* [Given data]
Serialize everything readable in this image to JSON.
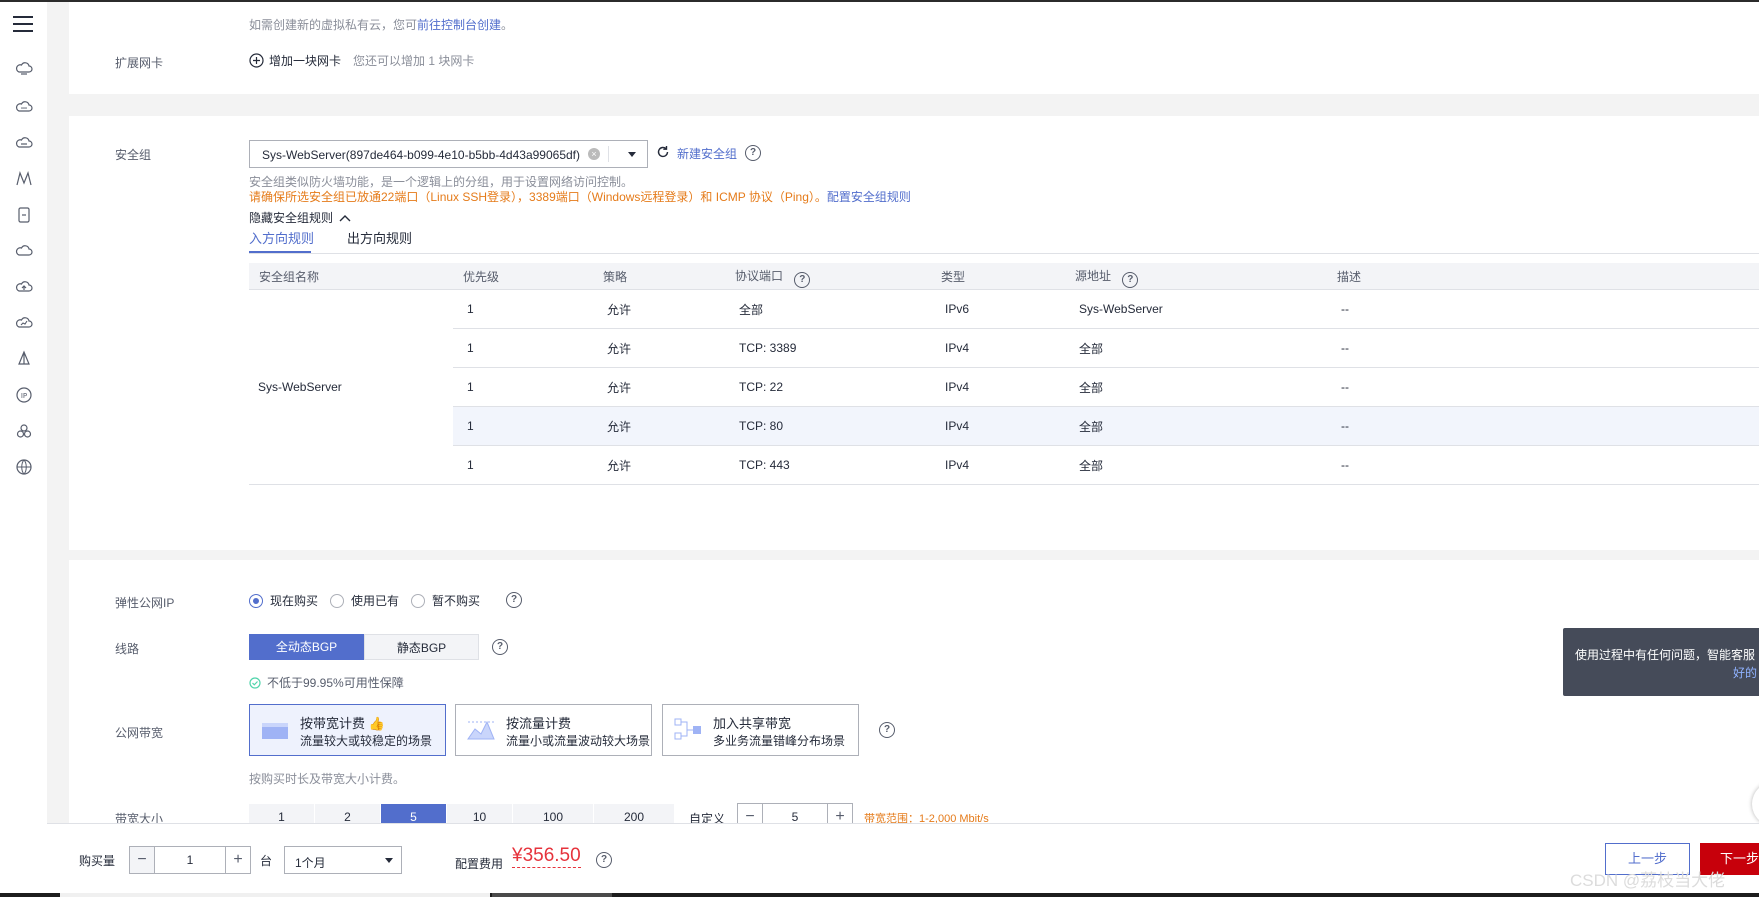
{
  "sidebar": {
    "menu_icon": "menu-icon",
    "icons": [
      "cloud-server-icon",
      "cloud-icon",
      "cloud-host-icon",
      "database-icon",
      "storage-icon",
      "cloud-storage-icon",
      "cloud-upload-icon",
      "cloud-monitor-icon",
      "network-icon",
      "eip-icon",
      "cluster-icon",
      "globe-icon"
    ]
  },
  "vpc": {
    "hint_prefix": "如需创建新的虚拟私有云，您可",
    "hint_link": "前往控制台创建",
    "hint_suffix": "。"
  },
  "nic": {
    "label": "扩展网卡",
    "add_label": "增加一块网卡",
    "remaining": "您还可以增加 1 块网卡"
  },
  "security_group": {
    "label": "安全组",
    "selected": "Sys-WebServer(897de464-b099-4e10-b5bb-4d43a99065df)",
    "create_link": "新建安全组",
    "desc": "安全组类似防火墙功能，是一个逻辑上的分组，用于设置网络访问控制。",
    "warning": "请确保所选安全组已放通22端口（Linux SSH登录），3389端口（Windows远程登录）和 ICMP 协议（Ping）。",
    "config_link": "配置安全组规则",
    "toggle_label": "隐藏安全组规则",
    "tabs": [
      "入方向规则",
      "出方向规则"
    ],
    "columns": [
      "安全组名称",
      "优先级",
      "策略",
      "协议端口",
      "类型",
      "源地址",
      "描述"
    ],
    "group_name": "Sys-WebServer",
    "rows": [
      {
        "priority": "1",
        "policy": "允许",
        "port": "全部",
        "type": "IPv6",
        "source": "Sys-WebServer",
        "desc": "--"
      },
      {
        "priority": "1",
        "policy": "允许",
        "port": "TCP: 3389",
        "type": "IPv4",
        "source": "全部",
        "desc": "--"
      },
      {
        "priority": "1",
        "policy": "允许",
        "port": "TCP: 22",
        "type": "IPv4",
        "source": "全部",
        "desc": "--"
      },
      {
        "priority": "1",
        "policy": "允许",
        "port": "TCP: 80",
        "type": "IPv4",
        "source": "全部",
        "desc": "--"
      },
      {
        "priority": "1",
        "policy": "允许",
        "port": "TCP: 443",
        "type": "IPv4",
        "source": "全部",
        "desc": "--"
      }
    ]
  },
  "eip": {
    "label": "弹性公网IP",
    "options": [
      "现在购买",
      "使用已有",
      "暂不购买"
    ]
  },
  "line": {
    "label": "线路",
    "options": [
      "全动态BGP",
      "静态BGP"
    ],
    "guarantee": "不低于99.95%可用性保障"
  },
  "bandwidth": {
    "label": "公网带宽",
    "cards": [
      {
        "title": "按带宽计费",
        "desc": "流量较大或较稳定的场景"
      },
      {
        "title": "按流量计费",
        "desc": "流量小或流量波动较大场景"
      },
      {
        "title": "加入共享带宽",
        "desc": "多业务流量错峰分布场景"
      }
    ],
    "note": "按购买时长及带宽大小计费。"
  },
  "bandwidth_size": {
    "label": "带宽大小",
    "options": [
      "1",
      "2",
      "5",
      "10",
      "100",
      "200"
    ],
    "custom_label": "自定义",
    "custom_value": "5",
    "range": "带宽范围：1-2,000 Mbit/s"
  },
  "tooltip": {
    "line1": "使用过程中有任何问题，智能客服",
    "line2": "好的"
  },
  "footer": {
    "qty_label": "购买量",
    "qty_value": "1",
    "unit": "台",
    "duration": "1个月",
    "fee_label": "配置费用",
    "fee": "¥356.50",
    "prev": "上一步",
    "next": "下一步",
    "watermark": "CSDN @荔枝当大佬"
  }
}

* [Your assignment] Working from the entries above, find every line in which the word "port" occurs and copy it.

* [Your solution]
        "port": "全部",
        "port": "TCP: 3389",
        "port": "TCP: 22",
        "port": "TCP: 80",
        "port": "TCP: 443",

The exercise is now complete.